▸ Study material:
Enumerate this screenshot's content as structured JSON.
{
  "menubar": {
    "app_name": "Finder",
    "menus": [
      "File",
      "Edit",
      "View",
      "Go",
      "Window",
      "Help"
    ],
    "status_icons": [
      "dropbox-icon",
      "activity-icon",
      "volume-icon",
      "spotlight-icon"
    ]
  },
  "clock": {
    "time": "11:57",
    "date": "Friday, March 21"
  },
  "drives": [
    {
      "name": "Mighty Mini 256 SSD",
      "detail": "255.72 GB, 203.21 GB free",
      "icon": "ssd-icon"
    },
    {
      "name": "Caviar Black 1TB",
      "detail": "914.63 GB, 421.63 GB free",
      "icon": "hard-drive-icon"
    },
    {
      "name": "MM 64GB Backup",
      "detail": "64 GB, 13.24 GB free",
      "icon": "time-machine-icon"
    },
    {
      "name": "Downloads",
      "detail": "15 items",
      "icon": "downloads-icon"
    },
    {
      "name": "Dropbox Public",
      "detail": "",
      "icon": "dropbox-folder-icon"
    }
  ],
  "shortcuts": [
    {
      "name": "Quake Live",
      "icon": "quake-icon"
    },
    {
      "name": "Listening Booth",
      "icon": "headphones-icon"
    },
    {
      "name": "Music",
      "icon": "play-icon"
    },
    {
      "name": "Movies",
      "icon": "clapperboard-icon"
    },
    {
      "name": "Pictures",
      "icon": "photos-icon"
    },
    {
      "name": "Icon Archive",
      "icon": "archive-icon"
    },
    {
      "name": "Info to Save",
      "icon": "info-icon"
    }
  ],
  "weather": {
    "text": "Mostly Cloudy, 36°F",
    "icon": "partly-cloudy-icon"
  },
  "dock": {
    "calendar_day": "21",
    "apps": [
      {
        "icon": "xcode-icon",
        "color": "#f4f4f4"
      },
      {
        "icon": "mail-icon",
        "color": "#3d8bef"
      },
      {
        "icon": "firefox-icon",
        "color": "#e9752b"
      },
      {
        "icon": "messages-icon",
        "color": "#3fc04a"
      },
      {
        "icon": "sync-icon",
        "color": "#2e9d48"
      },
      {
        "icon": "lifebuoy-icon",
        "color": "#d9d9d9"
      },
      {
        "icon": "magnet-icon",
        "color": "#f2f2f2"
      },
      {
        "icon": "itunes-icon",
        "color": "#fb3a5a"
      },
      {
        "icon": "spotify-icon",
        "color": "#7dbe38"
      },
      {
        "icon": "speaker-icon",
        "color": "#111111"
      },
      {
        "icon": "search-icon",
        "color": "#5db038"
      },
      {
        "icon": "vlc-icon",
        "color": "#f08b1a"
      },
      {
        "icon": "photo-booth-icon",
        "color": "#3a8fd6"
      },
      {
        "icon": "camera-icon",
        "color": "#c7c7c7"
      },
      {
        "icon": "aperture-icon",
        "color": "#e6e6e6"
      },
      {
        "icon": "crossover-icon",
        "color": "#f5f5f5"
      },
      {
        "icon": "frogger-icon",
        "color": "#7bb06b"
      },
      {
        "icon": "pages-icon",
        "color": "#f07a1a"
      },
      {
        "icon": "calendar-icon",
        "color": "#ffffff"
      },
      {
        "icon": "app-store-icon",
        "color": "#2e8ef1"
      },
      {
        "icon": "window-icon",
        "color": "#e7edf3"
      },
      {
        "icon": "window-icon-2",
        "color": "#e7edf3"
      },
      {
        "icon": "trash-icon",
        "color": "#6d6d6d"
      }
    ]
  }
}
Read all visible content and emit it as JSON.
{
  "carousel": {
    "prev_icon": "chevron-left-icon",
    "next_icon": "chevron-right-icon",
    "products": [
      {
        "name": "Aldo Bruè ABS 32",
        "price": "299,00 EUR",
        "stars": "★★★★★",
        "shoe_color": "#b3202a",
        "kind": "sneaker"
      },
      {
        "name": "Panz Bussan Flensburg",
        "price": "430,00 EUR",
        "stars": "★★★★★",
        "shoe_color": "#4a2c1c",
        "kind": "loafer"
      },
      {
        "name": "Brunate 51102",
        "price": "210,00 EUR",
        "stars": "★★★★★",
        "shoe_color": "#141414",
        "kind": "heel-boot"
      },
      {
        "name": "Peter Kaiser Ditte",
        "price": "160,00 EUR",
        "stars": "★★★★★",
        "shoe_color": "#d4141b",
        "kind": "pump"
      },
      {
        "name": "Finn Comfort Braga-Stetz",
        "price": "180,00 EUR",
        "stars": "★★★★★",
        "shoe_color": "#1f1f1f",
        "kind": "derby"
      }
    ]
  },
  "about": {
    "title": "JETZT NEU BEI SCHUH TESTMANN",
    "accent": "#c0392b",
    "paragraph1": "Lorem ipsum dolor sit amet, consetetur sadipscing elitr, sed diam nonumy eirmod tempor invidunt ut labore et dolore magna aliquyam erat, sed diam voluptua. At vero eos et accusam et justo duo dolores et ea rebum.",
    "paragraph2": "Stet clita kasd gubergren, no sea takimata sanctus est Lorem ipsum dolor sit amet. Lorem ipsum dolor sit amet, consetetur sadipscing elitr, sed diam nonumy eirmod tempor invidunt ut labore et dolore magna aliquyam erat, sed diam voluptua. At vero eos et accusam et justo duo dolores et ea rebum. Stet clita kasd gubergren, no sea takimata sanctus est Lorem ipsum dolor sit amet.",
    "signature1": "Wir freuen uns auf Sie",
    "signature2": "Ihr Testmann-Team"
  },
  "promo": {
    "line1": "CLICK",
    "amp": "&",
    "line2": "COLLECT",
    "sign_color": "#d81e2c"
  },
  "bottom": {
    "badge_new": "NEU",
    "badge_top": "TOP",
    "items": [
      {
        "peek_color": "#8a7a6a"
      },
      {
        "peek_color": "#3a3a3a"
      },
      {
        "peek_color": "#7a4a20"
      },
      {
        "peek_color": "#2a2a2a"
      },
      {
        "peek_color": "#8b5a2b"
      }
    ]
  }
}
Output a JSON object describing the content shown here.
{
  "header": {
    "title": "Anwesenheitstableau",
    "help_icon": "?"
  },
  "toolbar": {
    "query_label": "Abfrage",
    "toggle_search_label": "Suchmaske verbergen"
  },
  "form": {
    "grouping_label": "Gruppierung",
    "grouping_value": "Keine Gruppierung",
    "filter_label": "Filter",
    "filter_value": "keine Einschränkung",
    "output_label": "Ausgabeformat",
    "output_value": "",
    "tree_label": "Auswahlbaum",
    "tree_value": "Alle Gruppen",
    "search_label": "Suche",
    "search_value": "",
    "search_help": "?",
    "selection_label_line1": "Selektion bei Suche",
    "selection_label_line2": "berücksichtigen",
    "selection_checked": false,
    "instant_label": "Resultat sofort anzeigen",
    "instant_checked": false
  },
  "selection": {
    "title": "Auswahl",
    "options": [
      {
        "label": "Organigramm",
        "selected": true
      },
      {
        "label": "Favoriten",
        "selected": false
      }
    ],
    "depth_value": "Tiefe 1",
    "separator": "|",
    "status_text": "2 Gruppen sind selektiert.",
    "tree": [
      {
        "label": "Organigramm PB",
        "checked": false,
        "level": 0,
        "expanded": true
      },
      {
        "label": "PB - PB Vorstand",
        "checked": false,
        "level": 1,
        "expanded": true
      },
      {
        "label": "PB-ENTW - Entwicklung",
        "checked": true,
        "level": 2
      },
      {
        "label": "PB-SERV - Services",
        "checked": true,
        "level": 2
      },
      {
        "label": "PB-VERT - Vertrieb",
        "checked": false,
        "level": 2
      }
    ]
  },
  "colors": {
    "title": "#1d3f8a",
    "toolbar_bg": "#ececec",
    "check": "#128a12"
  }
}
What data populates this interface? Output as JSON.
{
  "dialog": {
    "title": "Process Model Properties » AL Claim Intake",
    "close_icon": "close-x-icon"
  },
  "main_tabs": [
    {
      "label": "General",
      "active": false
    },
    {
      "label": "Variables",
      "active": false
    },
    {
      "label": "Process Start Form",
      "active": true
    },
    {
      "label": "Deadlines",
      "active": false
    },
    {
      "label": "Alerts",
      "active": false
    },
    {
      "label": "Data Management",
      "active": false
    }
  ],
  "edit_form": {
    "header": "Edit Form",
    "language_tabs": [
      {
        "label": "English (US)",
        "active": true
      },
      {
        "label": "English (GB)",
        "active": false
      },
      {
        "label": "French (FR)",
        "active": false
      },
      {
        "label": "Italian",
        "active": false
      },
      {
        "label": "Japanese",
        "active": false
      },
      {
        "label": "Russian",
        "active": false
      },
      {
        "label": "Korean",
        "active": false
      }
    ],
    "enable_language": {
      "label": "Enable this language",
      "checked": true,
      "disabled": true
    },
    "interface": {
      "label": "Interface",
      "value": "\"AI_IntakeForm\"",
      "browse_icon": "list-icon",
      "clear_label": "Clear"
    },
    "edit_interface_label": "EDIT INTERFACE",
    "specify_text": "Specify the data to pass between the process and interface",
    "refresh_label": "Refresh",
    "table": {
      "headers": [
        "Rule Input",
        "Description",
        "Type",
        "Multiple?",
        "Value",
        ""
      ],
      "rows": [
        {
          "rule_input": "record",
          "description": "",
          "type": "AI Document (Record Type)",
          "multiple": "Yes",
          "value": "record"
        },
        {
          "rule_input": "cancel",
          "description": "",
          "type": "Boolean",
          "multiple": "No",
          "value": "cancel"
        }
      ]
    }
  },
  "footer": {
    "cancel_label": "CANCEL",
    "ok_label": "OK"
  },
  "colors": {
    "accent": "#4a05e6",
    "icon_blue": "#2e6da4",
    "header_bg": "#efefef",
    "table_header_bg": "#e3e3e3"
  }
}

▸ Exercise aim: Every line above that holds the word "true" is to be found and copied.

▸ Output:
        "selected": true
        "expanded": true
        "expanded": true
        "checked": true,
        "checked": true,
      "active": true
        "active": true
      "checked": true,
      "disabled": true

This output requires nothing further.